Problem statement = Nothing in the records may be dropped or altered when you repeat them.

Material supplied Start Marker

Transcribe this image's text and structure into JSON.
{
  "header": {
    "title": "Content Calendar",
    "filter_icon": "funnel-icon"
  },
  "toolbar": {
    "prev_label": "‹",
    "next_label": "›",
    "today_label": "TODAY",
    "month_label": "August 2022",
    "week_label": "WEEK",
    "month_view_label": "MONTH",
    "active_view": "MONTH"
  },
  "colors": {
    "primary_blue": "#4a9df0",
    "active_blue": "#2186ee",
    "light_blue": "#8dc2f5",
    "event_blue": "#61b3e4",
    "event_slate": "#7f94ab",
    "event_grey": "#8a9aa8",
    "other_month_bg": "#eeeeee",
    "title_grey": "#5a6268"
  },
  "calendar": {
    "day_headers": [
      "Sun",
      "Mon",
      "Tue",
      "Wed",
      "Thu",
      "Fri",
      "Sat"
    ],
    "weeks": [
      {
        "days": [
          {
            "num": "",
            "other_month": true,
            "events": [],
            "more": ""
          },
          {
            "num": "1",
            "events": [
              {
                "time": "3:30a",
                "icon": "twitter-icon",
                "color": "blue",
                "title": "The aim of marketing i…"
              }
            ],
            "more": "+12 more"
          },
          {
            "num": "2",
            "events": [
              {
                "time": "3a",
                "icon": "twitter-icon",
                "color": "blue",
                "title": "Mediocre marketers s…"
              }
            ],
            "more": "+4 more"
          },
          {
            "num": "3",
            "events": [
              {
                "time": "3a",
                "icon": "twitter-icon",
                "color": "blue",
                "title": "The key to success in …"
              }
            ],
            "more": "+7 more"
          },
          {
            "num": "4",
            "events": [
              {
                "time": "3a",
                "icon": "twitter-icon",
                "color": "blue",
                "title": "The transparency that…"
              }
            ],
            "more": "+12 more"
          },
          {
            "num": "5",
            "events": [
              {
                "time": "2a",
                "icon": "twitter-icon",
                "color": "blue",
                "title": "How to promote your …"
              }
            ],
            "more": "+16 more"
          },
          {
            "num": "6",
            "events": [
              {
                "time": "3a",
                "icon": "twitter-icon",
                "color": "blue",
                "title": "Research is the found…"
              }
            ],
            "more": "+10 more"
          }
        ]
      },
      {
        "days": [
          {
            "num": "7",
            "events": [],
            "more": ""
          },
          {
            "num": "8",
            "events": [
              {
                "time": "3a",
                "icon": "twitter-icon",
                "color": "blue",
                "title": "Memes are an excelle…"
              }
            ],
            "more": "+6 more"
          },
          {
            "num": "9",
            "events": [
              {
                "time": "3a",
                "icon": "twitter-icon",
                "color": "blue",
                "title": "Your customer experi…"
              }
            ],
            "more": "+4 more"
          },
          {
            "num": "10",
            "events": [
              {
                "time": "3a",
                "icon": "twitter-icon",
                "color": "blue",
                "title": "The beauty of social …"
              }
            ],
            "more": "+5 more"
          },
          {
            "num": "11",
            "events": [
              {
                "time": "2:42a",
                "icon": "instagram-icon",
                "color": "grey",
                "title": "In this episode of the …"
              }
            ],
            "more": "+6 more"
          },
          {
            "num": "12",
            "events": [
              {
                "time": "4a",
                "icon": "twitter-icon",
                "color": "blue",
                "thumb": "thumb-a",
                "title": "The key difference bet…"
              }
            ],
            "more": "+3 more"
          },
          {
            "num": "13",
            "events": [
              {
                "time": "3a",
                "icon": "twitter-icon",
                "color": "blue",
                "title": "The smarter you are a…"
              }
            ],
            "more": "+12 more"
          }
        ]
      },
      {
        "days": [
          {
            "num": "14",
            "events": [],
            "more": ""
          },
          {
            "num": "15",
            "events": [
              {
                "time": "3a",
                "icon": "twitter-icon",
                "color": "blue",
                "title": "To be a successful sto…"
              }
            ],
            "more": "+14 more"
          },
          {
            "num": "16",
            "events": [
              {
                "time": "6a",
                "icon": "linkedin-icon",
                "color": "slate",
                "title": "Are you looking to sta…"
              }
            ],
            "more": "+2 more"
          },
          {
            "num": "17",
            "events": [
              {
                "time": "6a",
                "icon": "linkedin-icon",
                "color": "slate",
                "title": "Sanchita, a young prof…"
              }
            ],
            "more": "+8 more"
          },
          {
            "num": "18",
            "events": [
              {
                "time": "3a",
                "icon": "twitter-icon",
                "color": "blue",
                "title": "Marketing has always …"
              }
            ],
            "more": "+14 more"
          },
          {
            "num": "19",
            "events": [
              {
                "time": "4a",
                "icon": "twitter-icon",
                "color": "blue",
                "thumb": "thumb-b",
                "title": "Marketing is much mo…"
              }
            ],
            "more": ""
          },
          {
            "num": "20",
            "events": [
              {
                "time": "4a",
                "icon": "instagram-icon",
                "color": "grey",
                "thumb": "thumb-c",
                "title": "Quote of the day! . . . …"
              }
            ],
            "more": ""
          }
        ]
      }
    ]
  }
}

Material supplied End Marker

Solution for this task =
Transcribe this image's text and structure into JSON.
{
  "header": {
    "title": "Content Calendar",
    "filter_icon": "funnel-icon"
  },
  "toolbar": {
    "prev_label": "‹",
    "next_label": "›",
    "today_label": "TODAY",
    "month_label": "August 2022",
    "week_label": "WEEK",
    "month_view_label": "MONTH",
    "active_view": "MONTH"
  },
  "colors": {
    "primary_blue": "#4a9df0",
    "active_blue": "#2186ee",
    "light_blue": "#8dc2f5",
    "event_blue": "#61b3e4",
    "event_slate": "#7f94ab",
    "event_grey": "#8a9aa8",
    "other_month_bg": "#eeeeee",
    "title_grey": "#5a6268"
  },
  "calendar": {
    "day_headers": [
      "Sun",
      "Mon",
      "Tue",
      "Wed",
      "Thu",
      "Fri",
      "Sat"
    ],
    "weeks": [
      {
        "days": [
          {
            "num": "",
            "other_month": true,
            "events": [],
            "more": ""
          },
          {
            "num": "1",
            "events": [
              {
                "time": "3:30a",
                "icon": "twitter-icon",
                "color": "blue",
                "title": "The aim of marketing i…"
              }
            ],
            "more": "+12 more"
          },
          {
            "num": "2",
            "events": [
              {
                "time": "3a",
                "icon": "twitter-icon",
                "color": "blue",
                "title": "Mediocre marketers s…"
              }
            ],
            "more": "+4 more"
          },
          {
            "num": "3",
            "events": [
              {
                "time": "3a",
                "icon": "twitter-icon",
                "color": "blue",
                "title": "The key to success in …"
              }
            ],
            "more": "+7 more"
          },
          {
            "num": "4",
            "events": [
              {
                "time": "3a",
                "icon": "twitter-icon",
                "color": "blue",
                "title": "The transparency that…"
              }
            ],
            "more": "+12 more"
          },
          {
            "num": "5",
            "events": [
              {
                "time": "2a",
                "icon": "twitter-icon",
                "color": "blue",
                "title": "How to promote your …"
              }
            ],
            "more": "+16 more"
          },
          {
            "num": "6",
            "events": [
              {
                "time": "3a",
                "icon": "twitter-icon",
                "color": "blue",
                "title": "Research is the found…"
              }
            ],
            "more": "+10 more"
          }
        ]
      },
      {
        "days": [
          {
            "num": "7",
            "events": [],
            "more": ""
          },
          {
            "num": "8",
            "events": [
              {
                "time": "3a",
                "icon": "twitter-icon",
                "color": "blue",
                "title": "Memes are an excelle…"
              }
            ],
            "more": "+6 more"
          },
          {
            "num": "9",
            "events": [
              {
                "time": "3a",
                "icon": "twitter-icon",
                "color": "blue",
                "title": "Your customer experi…"
              }
            ],
            "more": "+4 more"
          },
          {
            "num": "10",
            "events": [
              {
                "time": "3a",
                "icon": "twitter-icon",
                "color": "blue",
                "title": "The beauty of social …"
              }
            ],
            "more": "+5 more"
          },
          {
            "num": "11",
            "events": [
              {
                "time": "2:42a",
                "icon": "instagram-icon",
                "color": "grey",
                "title": "In this episode of the …"
              }
            ],
            "more": "+6 more"
          },
          {
            "num": "12",
            "events": [
              {
                "time": "4a",
                "icon": "twitter-icon",
                "color": "blue",
                "thumb": "thumb-a",
                "title": "The key difference bet…"
              }
            ],
            "more": "+3 more"
          },
          {
            "num": "13",
            "events": [
              {
                "time": "3a",
                "icon": "twitter-icon",
                "color": "blue",
                "title": "The smarter you are a…"
              }
            ],
            "more": "+12 more"
          }
        ]
      },
      {
        "days": [
          {
            "num": "14",
            "events": [],
            "more": ""
          },
          {
            "num": "15",
            "events": [
              {
                "time": "3a",
                "icon": "twitter-icon",
                "color": "blue",
                "title": "To be a successful sto…"
              }
            ],
            "more": "+14 more"
          },
          {
            "num": "16",
            "events": [
              {
                "time": "6a",
                "icon": "linkedin-icon",
                "color": "slate",
                "title": "Are you looking to sta…"
              }
            ],
            "more": "+2 more"
          },
          {
            "num": "17",
            "events": [
              {
                "time": "6a",
                "icon": "linkedin-icon",
                "color": "slate",
                "title": "Sanchita, a young prof…"
              }
            ],
            "more": "+8 more"
          },
          {
            "num": "18",
            "events": [
              {
                "time": "3a",
                "icon": "twitter-icon",
                "color": "blue",
                "title": "Marketing has always …"
              }
            ],
            "more": "+14 more"
          },
          {
            "num": "19",
            "events": [
              {
                "time": "4a",
                "icon": "twitter-icon",
                "color": "blue",
                "thumb": "thumb-b",
                "title": "Marketing is much mo…"
              }
            ],
            "more": ""
          },
          {
            "num": "20",
            "events": [
              {
                "time": "4a",
                "icon": "instagram-icon",
                "color": "grey",
                "thumb": "thumb-c",
                "title": "Quote of the day! . . . …"
              }
            ],
            "more": ""
          }
        ]
      }
    ]
  }
}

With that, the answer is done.